- _What you should do_: Report every line of the records that contains the word "date".

Data items:
=== Begin Enclosure ===

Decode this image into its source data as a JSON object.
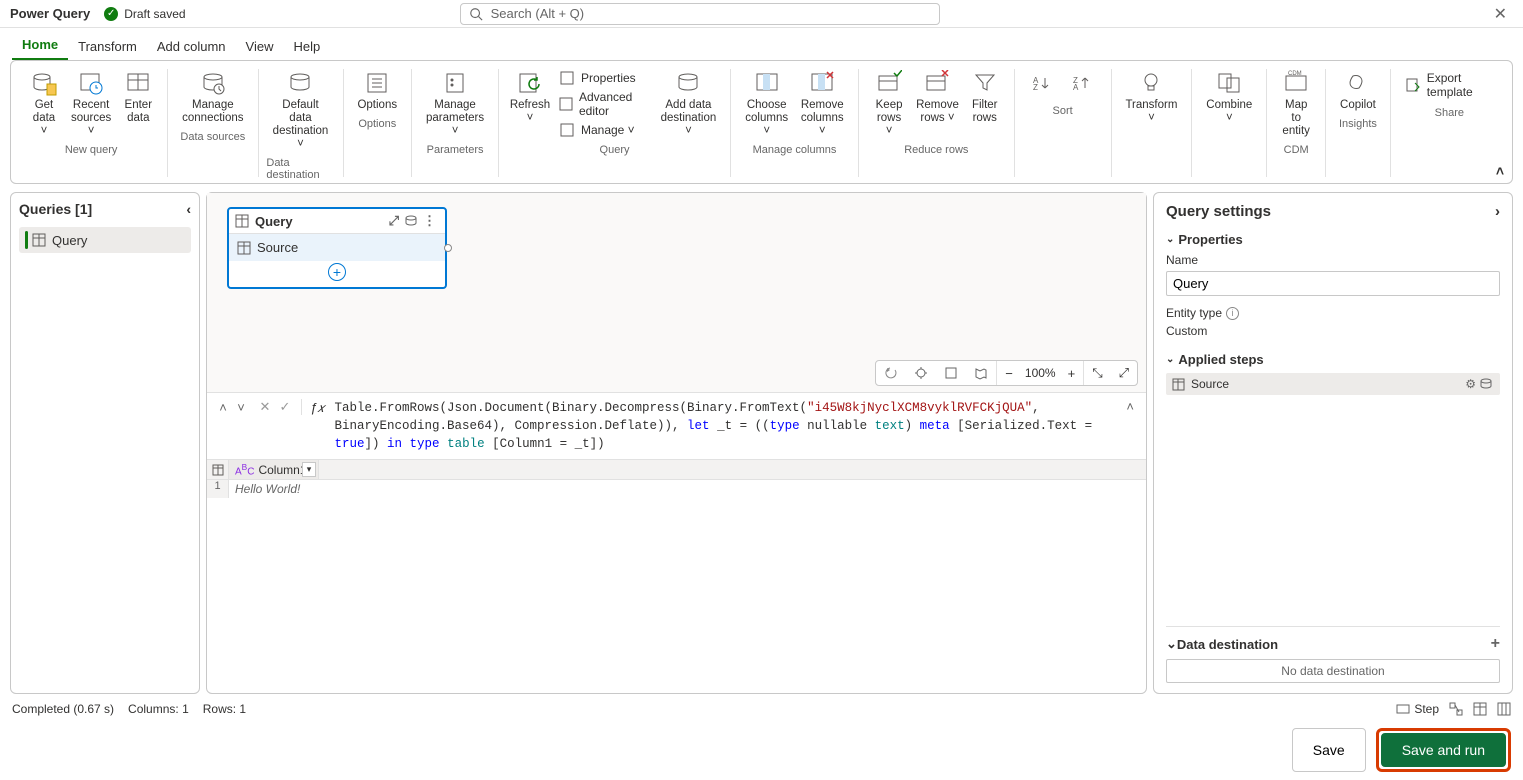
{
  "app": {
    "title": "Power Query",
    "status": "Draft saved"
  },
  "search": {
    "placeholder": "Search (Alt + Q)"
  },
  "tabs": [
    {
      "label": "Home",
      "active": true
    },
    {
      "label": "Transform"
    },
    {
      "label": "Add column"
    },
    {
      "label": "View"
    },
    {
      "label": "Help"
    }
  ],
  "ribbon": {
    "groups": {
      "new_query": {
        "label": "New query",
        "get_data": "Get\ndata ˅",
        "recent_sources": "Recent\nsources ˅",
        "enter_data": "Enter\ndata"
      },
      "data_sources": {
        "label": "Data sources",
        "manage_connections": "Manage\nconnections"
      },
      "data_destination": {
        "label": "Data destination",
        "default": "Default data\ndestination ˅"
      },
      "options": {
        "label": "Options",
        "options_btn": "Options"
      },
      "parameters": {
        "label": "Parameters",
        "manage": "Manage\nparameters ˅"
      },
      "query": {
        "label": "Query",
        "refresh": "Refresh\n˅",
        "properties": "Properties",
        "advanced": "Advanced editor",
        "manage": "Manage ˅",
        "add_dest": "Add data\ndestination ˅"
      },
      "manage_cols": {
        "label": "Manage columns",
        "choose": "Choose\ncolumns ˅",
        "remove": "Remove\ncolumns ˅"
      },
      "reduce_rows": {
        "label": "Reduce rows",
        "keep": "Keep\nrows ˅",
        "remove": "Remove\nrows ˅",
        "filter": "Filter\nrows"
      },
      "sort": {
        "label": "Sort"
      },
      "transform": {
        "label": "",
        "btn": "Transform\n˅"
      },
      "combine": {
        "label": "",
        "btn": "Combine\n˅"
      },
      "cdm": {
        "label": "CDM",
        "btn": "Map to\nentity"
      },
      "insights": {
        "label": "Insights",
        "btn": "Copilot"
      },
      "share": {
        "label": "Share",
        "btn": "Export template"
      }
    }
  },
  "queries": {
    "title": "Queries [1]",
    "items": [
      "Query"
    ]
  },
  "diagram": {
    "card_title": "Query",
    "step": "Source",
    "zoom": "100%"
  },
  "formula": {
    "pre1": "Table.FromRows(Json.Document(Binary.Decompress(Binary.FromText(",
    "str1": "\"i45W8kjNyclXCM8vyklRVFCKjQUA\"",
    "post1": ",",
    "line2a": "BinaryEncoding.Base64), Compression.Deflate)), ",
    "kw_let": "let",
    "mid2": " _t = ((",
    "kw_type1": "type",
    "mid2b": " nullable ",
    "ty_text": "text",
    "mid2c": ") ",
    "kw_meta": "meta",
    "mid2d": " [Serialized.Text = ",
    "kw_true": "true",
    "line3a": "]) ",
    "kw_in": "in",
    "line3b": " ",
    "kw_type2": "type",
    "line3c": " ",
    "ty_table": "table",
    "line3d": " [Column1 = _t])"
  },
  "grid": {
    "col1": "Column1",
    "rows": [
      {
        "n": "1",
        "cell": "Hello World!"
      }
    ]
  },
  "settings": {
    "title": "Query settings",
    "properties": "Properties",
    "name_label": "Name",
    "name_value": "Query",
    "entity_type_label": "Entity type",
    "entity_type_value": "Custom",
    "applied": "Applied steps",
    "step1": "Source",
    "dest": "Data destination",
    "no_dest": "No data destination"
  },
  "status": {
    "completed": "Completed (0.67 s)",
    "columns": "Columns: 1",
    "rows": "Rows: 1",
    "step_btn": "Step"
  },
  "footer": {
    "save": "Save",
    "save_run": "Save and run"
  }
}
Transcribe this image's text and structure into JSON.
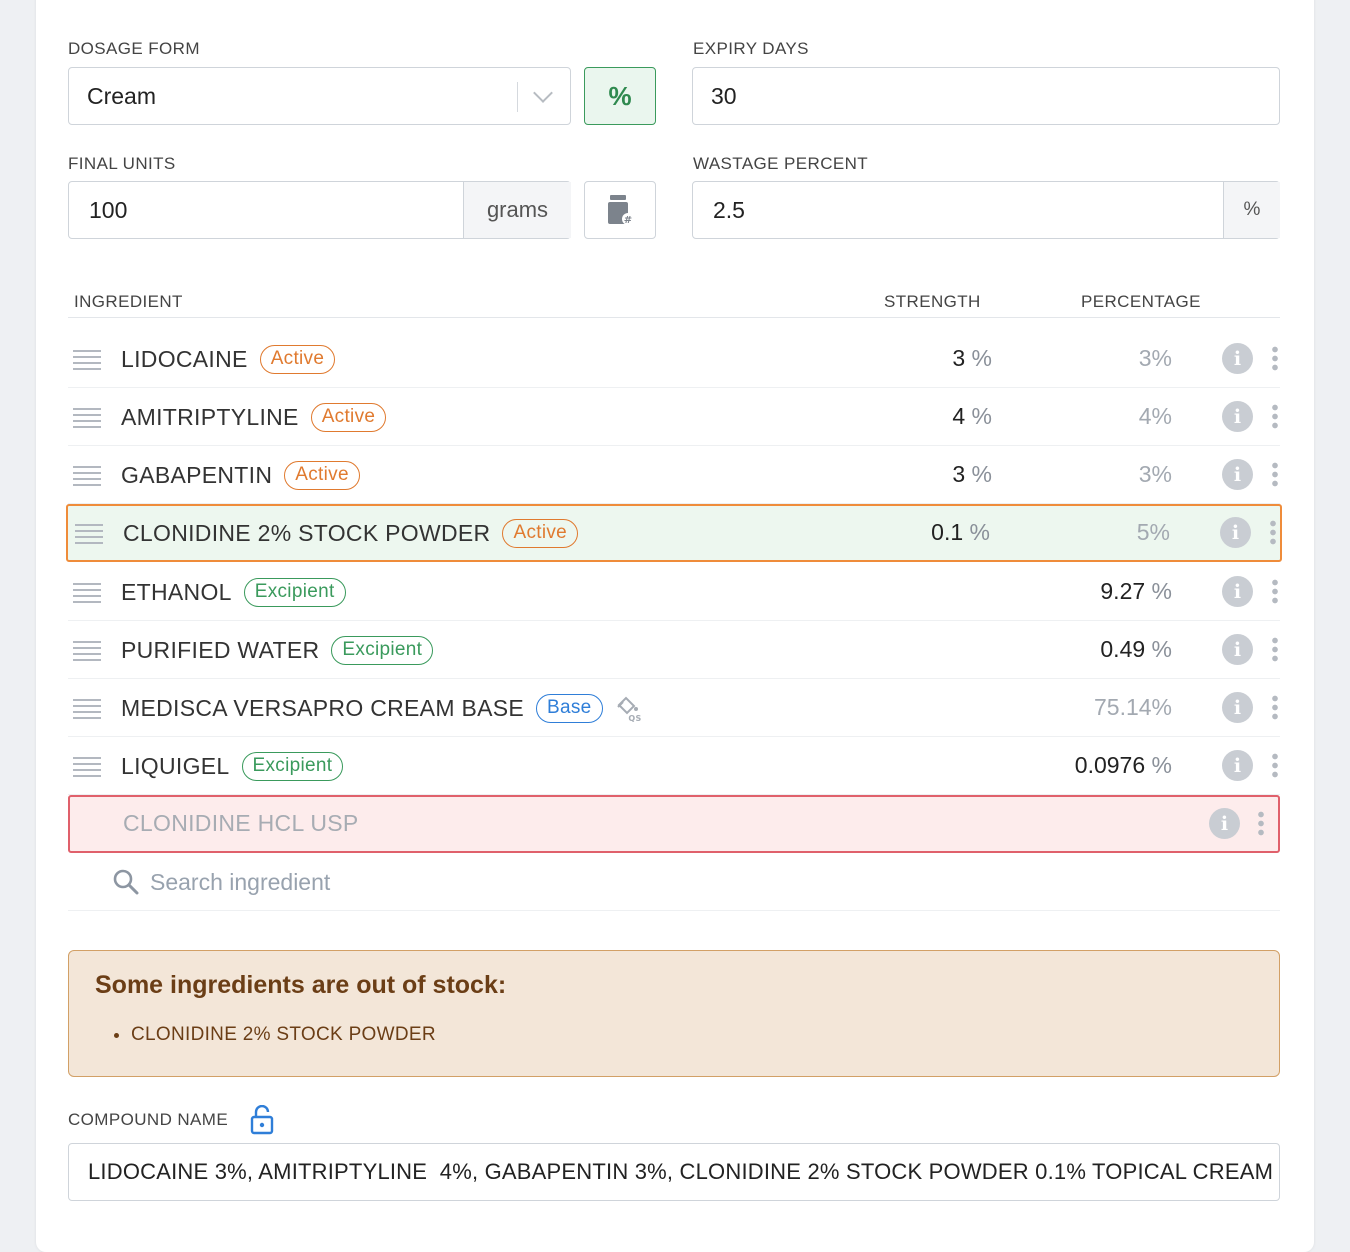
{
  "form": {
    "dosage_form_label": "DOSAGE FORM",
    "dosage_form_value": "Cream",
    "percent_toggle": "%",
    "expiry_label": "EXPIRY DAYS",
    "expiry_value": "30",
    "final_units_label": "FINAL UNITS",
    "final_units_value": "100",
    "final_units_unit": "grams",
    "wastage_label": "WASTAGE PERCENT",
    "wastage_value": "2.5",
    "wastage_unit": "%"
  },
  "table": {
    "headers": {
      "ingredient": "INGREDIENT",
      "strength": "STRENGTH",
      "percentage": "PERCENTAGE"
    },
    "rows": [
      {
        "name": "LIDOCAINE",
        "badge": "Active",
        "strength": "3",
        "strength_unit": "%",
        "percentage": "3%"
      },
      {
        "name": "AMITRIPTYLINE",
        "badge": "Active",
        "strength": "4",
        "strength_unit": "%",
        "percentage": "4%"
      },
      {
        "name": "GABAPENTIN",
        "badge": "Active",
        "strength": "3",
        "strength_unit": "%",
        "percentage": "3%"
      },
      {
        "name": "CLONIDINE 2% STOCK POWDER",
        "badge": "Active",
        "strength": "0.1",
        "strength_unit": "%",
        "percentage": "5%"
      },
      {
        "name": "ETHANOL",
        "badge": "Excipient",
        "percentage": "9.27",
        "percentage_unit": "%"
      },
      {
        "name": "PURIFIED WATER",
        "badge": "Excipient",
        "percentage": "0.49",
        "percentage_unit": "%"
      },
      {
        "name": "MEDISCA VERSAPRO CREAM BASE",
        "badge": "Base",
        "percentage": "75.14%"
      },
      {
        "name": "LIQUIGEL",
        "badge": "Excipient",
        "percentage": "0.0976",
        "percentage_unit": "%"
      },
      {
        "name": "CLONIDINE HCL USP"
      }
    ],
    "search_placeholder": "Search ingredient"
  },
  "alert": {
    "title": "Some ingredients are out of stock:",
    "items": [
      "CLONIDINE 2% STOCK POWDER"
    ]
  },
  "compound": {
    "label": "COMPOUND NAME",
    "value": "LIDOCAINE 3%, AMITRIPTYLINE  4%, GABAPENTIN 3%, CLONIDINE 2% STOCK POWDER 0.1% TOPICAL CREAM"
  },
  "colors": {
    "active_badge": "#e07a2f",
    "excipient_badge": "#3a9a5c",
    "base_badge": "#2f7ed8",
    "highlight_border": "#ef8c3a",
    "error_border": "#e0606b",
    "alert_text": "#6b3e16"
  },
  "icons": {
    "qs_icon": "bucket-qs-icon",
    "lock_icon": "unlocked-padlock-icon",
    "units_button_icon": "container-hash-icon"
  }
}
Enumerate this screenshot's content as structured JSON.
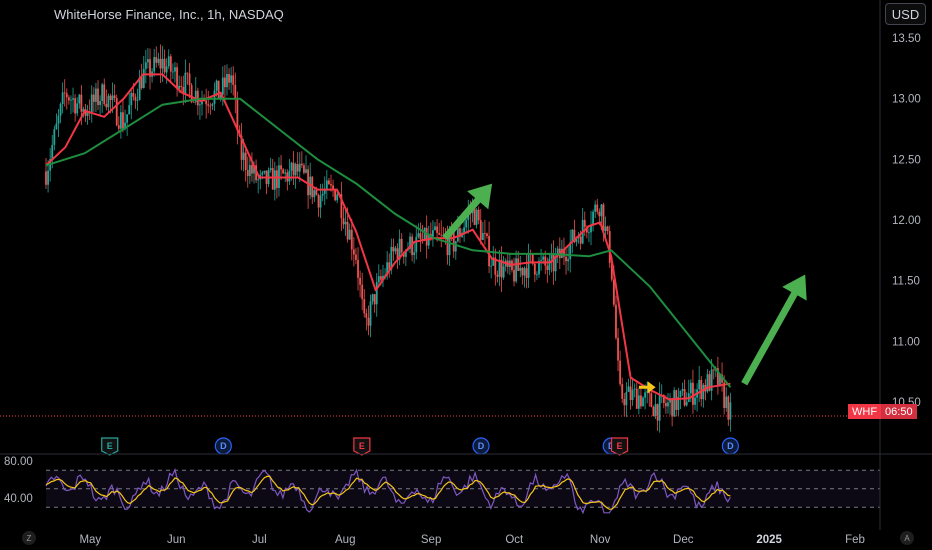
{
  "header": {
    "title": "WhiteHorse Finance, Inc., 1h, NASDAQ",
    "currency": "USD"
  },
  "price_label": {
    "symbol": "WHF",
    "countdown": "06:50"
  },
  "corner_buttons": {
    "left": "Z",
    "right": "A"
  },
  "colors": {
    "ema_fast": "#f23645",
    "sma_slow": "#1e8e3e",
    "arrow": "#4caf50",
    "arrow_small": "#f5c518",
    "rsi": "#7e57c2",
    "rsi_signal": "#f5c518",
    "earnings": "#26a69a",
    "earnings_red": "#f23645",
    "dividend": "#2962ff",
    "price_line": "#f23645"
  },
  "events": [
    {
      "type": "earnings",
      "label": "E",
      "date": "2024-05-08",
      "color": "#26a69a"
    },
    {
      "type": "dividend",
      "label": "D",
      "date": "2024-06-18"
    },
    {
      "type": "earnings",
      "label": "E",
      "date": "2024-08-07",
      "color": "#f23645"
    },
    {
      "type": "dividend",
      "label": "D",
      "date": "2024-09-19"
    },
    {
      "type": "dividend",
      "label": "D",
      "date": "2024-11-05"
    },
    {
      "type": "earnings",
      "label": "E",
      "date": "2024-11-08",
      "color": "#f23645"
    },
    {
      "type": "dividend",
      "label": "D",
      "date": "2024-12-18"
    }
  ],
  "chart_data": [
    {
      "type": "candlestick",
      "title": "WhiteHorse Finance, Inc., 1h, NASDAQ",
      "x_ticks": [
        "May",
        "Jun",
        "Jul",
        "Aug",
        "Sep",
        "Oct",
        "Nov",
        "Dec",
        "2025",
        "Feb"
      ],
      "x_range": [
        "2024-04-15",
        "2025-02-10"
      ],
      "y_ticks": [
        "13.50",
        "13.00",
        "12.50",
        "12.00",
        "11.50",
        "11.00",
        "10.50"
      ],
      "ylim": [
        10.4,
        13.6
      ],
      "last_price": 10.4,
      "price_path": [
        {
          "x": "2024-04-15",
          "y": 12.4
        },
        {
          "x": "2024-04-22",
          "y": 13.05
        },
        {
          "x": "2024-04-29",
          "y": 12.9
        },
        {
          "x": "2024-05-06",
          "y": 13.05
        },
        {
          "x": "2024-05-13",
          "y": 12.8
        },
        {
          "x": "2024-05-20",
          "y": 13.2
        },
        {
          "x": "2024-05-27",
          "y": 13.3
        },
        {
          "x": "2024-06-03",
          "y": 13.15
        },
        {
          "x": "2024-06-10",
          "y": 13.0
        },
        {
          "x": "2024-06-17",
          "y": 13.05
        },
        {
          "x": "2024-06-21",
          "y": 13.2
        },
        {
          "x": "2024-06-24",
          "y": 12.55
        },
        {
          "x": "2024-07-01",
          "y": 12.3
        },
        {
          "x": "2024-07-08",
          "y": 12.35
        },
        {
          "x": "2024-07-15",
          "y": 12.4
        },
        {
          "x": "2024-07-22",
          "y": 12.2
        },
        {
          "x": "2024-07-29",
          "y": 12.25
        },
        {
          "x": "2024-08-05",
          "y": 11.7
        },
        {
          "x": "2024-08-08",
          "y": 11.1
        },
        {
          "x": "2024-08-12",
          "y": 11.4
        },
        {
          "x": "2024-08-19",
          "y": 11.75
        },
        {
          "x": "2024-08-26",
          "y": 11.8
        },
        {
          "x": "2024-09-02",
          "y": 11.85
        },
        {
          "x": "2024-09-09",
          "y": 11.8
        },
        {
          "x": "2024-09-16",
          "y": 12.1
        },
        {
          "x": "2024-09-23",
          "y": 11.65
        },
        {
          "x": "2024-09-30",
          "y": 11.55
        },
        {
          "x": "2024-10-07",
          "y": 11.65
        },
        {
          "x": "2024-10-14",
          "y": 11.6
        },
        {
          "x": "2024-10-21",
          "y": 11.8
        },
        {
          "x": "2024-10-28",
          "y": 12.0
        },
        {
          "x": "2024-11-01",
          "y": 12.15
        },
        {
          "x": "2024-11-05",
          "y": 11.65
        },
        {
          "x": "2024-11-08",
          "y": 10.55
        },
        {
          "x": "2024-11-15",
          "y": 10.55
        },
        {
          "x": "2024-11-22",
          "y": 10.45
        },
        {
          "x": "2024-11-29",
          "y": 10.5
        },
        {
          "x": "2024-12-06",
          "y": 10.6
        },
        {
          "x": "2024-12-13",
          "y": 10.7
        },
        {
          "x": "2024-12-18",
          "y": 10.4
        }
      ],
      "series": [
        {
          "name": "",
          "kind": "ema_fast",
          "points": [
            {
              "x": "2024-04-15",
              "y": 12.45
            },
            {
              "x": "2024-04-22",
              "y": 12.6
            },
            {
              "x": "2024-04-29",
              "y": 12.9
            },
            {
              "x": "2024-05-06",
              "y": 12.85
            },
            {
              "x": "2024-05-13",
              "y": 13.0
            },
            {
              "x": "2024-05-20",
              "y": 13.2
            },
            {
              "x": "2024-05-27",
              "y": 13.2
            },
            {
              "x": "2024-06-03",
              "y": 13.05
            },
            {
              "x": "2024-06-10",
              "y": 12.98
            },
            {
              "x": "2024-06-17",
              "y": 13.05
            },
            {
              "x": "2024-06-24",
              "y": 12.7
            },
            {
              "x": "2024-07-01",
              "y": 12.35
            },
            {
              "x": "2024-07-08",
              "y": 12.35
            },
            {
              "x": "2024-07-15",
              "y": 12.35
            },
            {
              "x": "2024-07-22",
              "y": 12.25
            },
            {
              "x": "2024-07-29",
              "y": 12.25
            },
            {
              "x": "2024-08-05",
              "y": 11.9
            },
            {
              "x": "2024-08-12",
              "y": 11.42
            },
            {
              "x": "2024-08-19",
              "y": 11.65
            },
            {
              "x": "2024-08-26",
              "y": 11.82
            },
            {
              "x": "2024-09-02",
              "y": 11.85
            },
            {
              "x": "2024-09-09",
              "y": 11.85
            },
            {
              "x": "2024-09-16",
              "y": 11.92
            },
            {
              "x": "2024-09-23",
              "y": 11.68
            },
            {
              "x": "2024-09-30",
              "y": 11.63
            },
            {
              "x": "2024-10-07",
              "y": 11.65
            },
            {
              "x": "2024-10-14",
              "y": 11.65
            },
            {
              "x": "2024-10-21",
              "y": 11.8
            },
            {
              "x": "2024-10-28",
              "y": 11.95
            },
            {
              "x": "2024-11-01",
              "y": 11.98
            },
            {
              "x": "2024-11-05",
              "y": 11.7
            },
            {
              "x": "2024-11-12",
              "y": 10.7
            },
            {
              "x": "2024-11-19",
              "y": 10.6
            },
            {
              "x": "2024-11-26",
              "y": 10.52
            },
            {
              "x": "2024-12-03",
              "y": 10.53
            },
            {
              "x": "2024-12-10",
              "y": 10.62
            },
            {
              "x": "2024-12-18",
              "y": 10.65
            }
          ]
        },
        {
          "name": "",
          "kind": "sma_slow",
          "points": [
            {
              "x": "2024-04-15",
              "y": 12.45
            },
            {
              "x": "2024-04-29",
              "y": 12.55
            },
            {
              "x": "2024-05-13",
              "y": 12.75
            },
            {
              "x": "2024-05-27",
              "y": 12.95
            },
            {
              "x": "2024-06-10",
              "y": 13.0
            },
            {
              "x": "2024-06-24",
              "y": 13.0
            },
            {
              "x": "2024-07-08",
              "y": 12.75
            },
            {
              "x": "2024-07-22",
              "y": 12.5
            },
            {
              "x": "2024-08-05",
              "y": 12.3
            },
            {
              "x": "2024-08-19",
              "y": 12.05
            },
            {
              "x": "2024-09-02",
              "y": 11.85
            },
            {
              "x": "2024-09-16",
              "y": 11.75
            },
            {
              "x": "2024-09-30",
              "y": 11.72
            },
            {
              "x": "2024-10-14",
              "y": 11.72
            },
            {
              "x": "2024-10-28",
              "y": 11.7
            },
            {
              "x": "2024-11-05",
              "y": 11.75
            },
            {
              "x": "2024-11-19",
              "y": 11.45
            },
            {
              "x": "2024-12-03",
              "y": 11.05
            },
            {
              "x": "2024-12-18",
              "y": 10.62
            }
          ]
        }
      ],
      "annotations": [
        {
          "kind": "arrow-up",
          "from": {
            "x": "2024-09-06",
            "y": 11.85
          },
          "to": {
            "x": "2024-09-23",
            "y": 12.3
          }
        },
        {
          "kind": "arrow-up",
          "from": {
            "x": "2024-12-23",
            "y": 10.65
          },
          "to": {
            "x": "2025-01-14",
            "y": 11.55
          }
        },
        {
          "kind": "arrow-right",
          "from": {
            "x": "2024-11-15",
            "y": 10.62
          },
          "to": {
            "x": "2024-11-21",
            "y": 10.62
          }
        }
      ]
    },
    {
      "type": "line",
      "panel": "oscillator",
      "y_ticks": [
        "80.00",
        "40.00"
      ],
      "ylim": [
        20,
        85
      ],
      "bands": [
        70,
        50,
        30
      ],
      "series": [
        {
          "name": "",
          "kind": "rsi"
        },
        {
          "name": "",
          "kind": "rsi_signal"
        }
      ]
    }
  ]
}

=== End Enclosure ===

- _Expected answer_:
      "date": "2024-05-08",
      "date": "2024-06-18"
      "date": "2024-08-07",
      "date": "2024-09-19"
      "date": "2024-11-05"
      "date": "2024-11-08",
      "date": "2024-12-18"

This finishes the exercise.